Currently, design teams work on multiple versions of the same file, often duplicating efforts and, as a result, overwriting and losing work. Teams are spending countless hours searching for files, exporting them from one tool and importing into another, consolidating feedback from multiple sources, and never really knowing what changes have been incorporated and approved. CEO, Josh Brewer, and CTO, Kevin Smith, co-founded Abstract to solve these pain points and to bring clarity and transparency to the design process.
Brewer’s team has developed a visual version control system to bring all design workflow into a single, unified place. His vision is to not only go beyond assisting with file management but also improve collaboration and transparency between designers and the engineers who are implementing their designs. “In the last few years, the design tool space has expanded faster than most of us imagined,” says Brewer. “But this proliferation of tools has actually increased the complexity of cross-functional work as the creative process becomes more collaborative.”
As Twitter’s Principal designer during a time of rapid growth, Brewer experienced these issues first-hand. Having spent a majority of his career implementing his own designs, Brewer was very familiar with the benefits of version control in a developer workflow.
“Designers have long wished for a system of record like what developers have come to rely on with Github.

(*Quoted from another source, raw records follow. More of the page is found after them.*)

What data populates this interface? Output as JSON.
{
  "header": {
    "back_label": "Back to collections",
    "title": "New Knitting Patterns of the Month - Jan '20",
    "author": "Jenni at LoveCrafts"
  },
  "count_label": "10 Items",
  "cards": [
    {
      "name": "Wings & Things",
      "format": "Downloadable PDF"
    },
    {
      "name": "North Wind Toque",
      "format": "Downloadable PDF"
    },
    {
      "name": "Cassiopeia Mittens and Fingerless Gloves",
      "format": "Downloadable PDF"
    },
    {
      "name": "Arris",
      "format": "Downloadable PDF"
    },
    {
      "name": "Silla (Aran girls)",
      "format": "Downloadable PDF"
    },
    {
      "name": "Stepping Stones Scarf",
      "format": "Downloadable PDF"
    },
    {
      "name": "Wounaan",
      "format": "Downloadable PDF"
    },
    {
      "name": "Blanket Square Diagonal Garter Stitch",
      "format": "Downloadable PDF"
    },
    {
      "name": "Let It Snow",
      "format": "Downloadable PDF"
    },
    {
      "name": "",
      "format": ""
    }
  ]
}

We need a secure and reliable home for our design work,” says Brewer. “And we need one place where all stakeholders can check on the status of design in progress, review and approve work, and keep a record of what changes were made—this should also be the same place where developers can grab design assets without having to open the source files and feel confident that they are implementing the latest, approved designs.”
We need a secure and reliable home for our design work

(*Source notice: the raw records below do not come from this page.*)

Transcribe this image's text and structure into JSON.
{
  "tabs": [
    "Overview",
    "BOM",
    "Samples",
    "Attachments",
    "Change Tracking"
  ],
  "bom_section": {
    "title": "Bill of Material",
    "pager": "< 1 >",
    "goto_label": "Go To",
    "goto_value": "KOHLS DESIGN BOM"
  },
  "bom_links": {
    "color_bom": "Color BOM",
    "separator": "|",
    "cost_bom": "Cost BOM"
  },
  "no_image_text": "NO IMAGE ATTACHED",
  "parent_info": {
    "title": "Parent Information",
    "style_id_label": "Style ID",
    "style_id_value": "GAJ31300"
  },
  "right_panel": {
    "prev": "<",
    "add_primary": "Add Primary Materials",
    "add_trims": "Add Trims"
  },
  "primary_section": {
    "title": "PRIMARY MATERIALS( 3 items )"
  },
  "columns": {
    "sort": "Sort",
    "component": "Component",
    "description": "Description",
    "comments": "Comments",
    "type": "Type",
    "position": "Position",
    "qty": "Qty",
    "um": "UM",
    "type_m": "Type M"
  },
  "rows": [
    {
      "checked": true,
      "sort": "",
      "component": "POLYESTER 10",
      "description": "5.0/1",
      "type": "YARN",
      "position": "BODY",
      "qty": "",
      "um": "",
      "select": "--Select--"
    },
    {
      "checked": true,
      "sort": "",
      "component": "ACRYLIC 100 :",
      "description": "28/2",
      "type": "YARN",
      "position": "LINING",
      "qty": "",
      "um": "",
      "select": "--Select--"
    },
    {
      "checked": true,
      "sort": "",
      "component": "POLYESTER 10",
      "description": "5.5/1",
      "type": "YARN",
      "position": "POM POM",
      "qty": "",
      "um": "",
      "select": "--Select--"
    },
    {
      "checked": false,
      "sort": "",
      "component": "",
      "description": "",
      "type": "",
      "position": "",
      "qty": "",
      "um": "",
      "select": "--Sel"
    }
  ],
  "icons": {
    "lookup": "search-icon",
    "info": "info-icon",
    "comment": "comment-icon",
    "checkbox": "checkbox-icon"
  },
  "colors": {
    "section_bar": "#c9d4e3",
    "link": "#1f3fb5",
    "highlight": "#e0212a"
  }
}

While a version-controlled workflow is new to many designers, Brewer and his team are seeing this shift bringing designers closer to the model already in practice by their developer counterparts. This allows both teams to speak a common language. And so far, it is working.
Abstract is currently being used by thousands of design teams to work more collaboratively across organizations. For example, Brewer notes, “One of our customers is a large e-commerce platform with 250-plus designers distributed globally. They struggled to synchronize their design efforts, which led to different teams providing different customer experiences across different platforms.” With Abstract, the organization was able to collaborate on a design system that could be used by all teams to create consistent visual experiences across mobile, web, and their point of sale systems.

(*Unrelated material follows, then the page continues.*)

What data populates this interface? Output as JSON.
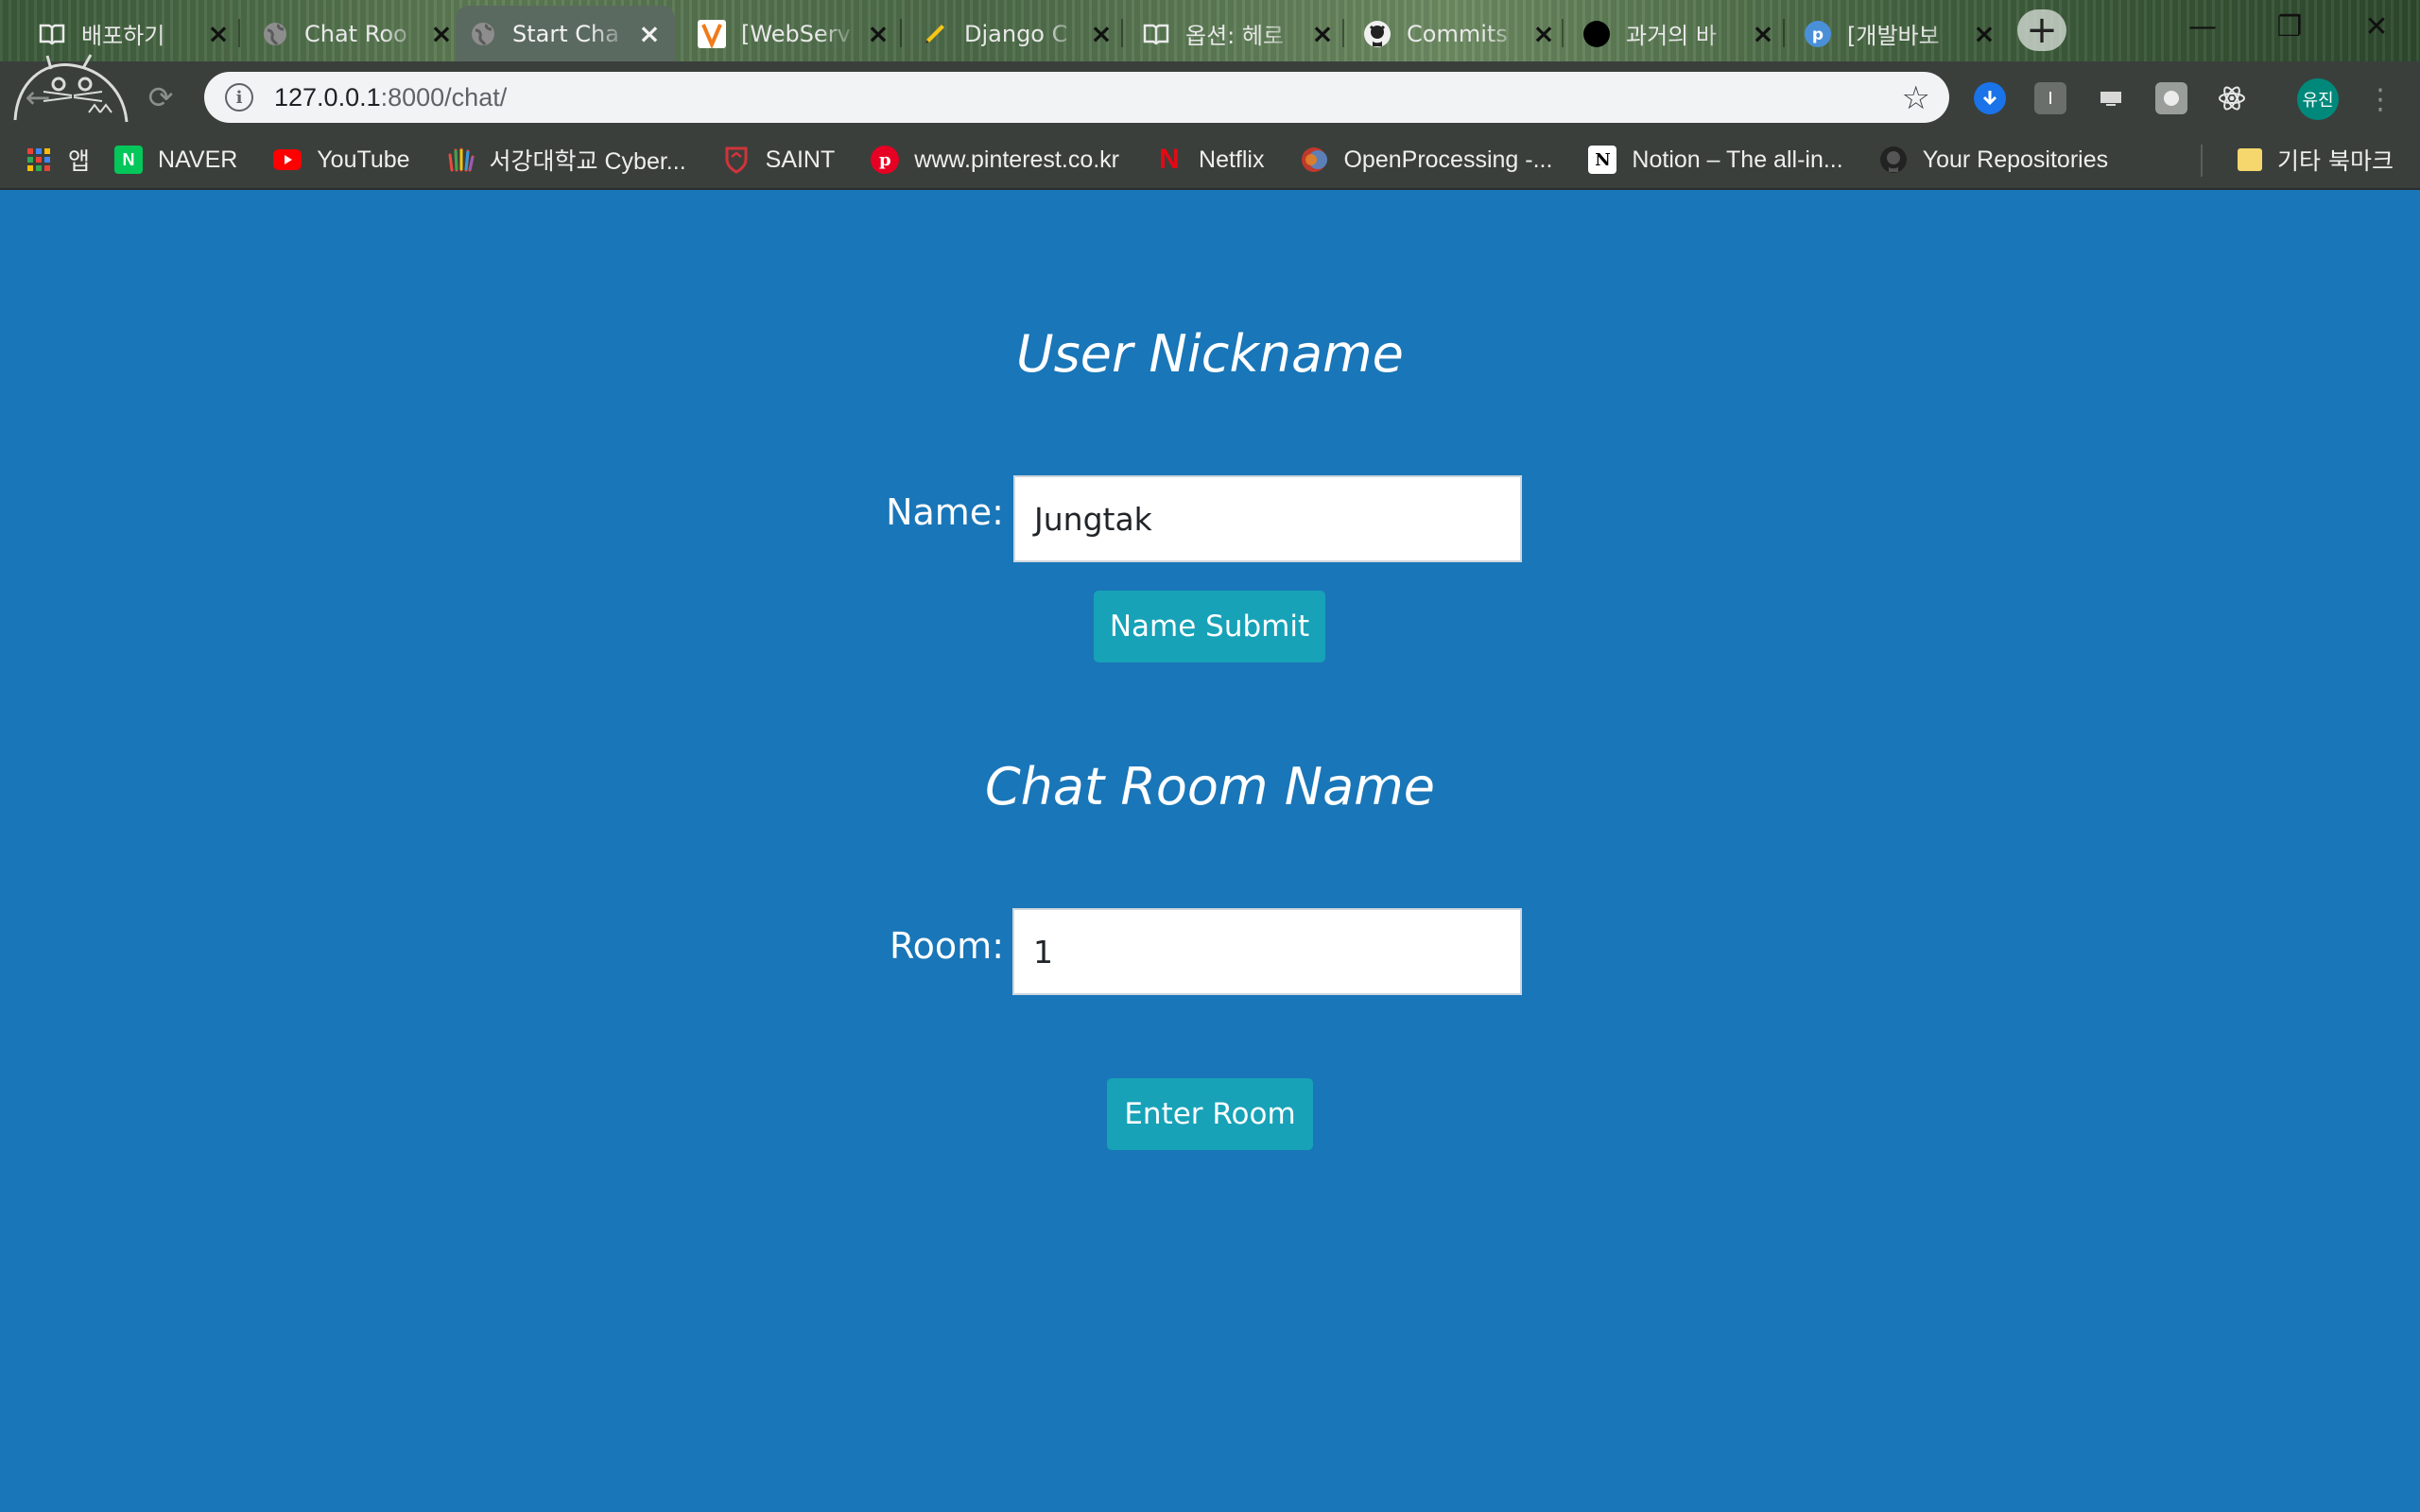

The platform is well positioned to become ‘the’ system of record for design. The one place all stakeholders, designers, and developers go for all design-related work, much like Salesforce is for sales teams, Marketo is for marketers, and GitHub is for developers.
As the roles of designers, developers, and product managers become more intertwined, Brewer and his team believe that a more collaborative and open platform will enable faster production cycles. “In 2019, communication and collaboration means just looking at the design and knowing that as the work evolves, updates will appear automatically. We’re leaving the ‘where is the latest file?’ world behind. And it feels so good,” says Brewer.